* _Work to complete_
Find every line below with the word "gear" in it, and copy each one.

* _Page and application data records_
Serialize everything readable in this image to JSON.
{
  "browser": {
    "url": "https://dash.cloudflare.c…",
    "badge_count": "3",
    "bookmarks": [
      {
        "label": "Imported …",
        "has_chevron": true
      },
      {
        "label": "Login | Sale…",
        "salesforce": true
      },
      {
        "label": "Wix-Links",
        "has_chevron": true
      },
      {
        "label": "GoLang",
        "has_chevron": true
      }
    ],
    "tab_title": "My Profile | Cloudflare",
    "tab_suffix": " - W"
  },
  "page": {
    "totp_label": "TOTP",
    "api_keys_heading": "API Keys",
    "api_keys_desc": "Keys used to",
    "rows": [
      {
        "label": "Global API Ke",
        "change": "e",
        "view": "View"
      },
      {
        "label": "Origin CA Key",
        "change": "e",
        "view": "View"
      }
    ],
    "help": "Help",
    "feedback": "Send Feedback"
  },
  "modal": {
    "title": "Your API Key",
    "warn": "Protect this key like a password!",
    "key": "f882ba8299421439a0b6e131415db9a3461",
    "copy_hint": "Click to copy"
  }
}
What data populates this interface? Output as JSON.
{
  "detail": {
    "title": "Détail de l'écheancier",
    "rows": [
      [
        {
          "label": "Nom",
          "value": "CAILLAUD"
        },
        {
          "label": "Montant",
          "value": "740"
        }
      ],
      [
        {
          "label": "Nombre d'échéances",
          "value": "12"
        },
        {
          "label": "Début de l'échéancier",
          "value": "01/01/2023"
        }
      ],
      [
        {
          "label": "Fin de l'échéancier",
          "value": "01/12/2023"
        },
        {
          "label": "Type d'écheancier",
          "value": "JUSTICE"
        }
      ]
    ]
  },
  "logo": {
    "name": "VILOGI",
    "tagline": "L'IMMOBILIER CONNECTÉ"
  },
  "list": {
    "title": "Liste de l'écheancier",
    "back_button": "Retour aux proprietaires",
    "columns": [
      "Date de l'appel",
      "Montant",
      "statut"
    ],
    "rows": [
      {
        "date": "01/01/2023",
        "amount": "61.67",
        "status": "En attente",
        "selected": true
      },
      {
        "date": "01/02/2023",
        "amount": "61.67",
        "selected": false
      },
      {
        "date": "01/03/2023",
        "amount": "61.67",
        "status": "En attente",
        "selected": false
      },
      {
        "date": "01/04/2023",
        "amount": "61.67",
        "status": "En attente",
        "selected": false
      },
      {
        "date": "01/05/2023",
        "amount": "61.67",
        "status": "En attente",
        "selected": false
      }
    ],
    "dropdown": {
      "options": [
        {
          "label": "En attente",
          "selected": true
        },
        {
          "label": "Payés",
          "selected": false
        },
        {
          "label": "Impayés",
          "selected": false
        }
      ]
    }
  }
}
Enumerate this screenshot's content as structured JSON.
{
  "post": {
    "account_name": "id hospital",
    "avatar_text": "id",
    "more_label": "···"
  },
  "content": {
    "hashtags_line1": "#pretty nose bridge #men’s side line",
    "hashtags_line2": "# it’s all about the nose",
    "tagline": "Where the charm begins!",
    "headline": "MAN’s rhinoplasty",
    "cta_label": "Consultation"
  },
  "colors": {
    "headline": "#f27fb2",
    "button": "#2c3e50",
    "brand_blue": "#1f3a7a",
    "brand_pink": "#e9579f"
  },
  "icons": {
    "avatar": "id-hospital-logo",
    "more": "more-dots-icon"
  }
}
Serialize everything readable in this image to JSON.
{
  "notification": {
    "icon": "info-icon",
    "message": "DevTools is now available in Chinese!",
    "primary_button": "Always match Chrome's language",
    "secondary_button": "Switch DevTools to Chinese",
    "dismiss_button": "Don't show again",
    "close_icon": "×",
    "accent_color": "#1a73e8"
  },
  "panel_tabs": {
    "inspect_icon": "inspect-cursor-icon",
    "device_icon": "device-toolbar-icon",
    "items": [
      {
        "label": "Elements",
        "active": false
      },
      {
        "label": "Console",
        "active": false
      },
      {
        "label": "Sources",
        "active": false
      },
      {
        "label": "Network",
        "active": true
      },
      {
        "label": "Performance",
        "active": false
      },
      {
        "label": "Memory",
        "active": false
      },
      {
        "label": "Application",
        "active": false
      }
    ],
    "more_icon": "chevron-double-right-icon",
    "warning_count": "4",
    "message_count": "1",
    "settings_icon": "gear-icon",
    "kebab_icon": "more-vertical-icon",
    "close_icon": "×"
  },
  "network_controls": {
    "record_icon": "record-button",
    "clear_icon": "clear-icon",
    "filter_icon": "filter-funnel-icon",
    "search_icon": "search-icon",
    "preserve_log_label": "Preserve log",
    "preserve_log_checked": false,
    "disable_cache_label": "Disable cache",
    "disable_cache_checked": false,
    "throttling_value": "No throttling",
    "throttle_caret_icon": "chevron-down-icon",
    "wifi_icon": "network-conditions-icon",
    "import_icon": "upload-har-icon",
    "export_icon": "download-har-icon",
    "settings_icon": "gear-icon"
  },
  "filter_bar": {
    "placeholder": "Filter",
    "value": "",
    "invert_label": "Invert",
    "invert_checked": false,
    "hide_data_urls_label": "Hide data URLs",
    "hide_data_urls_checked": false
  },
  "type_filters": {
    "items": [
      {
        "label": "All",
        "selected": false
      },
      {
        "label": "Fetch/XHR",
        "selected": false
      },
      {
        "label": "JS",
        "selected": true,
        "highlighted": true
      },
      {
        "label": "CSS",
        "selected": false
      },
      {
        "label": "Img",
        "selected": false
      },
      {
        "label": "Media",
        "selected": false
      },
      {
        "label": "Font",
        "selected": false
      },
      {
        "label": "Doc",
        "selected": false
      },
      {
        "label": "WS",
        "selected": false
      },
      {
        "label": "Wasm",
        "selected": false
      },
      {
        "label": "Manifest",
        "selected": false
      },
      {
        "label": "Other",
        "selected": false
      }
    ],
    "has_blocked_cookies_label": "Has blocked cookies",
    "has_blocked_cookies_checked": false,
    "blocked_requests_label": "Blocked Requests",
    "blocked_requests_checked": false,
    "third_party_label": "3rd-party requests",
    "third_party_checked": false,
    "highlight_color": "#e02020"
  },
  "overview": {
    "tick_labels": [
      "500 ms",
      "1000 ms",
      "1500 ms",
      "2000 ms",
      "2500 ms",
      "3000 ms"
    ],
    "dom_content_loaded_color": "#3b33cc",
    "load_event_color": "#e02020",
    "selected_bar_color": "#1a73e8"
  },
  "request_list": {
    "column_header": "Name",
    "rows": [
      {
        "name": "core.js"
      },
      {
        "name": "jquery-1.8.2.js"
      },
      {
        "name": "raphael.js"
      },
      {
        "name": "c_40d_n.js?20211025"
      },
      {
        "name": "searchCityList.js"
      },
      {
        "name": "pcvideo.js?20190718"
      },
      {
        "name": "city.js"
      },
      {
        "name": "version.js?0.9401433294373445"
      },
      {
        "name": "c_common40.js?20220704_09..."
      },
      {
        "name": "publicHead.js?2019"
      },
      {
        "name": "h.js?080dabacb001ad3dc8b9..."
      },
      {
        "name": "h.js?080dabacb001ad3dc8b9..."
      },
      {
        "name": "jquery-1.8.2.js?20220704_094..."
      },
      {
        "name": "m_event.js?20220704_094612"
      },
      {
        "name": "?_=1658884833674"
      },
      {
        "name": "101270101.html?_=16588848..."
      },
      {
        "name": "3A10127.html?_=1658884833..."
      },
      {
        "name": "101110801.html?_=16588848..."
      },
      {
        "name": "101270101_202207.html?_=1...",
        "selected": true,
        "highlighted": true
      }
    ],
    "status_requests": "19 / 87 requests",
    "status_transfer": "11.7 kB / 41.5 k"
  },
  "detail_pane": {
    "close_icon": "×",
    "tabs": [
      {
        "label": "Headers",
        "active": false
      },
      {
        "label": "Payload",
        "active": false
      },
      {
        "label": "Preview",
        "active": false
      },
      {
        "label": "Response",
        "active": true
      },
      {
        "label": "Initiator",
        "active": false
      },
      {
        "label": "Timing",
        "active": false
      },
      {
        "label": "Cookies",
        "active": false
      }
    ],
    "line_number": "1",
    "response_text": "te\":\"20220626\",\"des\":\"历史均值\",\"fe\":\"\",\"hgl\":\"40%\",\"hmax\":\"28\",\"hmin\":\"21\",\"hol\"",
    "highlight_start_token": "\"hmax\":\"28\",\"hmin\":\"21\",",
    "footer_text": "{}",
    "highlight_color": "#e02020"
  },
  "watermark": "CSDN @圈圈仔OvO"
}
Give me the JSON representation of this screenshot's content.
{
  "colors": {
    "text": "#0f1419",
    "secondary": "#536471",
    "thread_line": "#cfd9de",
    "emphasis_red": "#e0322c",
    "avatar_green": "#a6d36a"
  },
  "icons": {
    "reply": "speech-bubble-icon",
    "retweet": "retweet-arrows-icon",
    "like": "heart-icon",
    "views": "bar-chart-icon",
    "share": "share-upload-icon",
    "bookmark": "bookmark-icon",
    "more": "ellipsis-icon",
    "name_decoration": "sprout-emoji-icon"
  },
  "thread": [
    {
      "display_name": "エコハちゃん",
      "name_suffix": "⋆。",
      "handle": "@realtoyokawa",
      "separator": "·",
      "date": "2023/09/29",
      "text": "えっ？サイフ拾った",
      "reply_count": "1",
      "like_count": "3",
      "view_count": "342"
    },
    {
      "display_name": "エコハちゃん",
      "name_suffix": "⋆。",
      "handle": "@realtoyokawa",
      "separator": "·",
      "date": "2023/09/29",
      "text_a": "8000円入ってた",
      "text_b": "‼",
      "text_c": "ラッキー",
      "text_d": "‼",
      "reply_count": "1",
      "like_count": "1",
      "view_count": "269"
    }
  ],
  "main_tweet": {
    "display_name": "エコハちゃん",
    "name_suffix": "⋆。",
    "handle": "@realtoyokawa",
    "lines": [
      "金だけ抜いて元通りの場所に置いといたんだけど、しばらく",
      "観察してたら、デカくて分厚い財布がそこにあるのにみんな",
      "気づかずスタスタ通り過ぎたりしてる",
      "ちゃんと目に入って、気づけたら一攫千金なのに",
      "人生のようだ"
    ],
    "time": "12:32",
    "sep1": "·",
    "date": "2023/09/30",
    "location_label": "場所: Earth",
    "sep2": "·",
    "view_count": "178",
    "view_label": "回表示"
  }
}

* _Task answer_
    "settings_icon": "gear-icon",
    "settings_icon": "gear-icon"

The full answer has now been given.